July 14, 2011
OpenText is at it again — and another independent BPM provider is gone. This time it’s Global 360. But Global 360 was more than BPM; it had done a good — no, great — job revitalizing what was at its core an ECM rollup of midrange and questionable solutions (remember Kodak, Keyfile — I actually met an original Keyfile developer there — and ViewStar?). But it nurtured this account base well and built a fast-growing BPM and case management business. It’s now been purchased by the ultimate ECM rollup, OpenText. (It would be interesting, although not partcularly productive, to count the number of original products that OpenText now has — perhaps 500?) Global 360 also created a strong case management platform (you may want to consult our Forrester Wave™ on the subject, where Global 360 was a Leader), with an integrated suite to address the mix of complex unstructured and structured processes that organizations face. Global 360 continued to focus on content-centric case management applications — a strong fit with OpenText’s transaction management assets — and provided an innovative process vision based on a “persona” approach that focuses on the needs of case workers and stakeholders and leveraging emergent design principles. In short, this should really help OpenText in the emerging case management market, and OpenText will be able to put more meat behind Global 360’s focus on the SharePoint ecosystem.
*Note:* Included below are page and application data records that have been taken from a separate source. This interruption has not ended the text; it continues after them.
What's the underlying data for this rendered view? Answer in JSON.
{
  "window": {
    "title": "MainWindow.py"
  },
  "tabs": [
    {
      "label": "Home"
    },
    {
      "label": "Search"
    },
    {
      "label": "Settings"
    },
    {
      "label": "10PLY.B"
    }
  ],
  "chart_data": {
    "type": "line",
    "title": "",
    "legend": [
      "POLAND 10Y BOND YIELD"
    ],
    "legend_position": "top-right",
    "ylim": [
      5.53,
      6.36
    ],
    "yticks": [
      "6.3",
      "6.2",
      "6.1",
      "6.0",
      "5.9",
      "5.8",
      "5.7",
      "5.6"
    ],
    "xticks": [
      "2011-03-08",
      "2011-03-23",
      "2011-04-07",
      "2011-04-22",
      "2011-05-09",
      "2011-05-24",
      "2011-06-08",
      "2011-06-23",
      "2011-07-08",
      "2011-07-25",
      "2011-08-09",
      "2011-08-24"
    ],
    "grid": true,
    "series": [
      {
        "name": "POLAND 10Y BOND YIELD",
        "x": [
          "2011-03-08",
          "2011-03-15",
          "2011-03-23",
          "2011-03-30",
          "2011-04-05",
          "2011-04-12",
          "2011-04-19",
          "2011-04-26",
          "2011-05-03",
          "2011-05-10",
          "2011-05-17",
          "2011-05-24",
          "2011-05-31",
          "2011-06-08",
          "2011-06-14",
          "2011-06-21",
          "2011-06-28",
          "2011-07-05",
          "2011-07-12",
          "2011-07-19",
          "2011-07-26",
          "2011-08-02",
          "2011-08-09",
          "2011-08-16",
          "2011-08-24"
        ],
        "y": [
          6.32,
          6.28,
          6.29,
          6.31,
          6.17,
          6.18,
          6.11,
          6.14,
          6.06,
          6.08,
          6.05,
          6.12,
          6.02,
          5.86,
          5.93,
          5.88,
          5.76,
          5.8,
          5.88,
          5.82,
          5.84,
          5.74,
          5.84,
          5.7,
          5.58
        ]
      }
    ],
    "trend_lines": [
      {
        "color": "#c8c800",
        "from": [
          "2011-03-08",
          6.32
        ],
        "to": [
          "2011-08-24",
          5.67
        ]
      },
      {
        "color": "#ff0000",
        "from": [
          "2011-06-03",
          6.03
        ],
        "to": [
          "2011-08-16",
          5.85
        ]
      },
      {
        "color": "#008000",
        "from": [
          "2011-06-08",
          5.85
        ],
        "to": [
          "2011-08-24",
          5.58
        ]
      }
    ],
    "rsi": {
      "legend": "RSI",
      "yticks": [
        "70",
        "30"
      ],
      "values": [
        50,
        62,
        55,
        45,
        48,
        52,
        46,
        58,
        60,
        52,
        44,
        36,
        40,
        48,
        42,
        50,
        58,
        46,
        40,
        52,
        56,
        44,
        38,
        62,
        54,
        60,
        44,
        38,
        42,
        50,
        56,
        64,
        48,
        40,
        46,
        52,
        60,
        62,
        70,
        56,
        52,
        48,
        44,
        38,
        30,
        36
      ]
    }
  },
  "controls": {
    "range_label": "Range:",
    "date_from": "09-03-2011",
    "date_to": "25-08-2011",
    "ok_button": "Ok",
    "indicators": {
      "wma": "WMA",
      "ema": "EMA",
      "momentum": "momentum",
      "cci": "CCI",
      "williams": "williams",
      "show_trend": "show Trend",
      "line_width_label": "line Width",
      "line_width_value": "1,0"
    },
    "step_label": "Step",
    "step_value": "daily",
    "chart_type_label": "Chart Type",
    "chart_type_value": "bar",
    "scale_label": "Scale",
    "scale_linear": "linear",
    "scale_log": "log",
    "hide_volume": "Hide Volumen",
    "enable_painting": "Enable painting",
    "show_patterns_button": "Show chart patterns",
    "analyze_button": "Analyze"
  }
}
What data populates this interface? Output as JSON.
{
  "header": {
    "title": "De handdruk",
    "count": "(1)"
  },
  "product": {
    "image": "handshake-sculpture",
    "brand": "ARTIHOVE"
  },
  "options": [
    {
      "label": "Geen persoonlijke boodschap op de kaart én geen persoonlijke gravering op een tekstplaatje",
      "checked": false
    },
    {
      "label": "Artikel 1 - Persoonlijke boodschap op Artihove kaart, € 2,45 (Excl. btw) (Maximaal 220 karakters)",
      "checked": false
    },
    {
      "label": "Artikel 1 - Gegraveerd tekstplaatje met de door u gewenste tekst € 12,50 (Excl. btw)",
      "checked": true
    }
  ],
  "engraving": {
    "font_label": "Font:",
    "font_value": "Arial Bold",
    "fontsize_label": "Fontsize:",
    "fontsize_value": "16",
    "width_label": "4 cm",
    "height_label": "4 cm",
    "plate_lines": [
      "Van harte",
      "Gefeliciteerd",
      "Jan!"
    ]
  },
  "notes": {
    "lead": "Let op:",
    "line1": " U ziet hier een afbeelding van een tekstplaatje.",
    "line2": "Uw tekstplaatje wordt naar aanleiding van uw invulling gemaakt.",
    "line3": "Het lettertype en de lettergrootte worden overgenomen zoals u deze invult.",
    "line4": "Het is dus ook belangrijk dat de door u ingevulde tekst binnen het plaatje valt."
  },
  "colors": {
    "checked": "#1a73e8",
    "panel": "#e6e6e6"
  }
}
But here’s the thing. How do you rationalize the OpenText portfolio while keeping your product marketing and sales teams — not to mention R&D — sane? You now have the Metastorm acquisition competing with Global as a strong Microsoft BPM partner, various legacy OpenText workflow engines, and at least two platforms from Global 360 — one Java (for case management) and one .NET — with plans for unification. There is now an overwhelming number of overlapping products across OpenText’s portfolio, with the inevitable integration and engineering tasks. From the customer's perspective, it will be a challenge (to put it mildly) to figure out exactly what is going on with these products, and who at OpenText really knows. This one will be interesting to watch.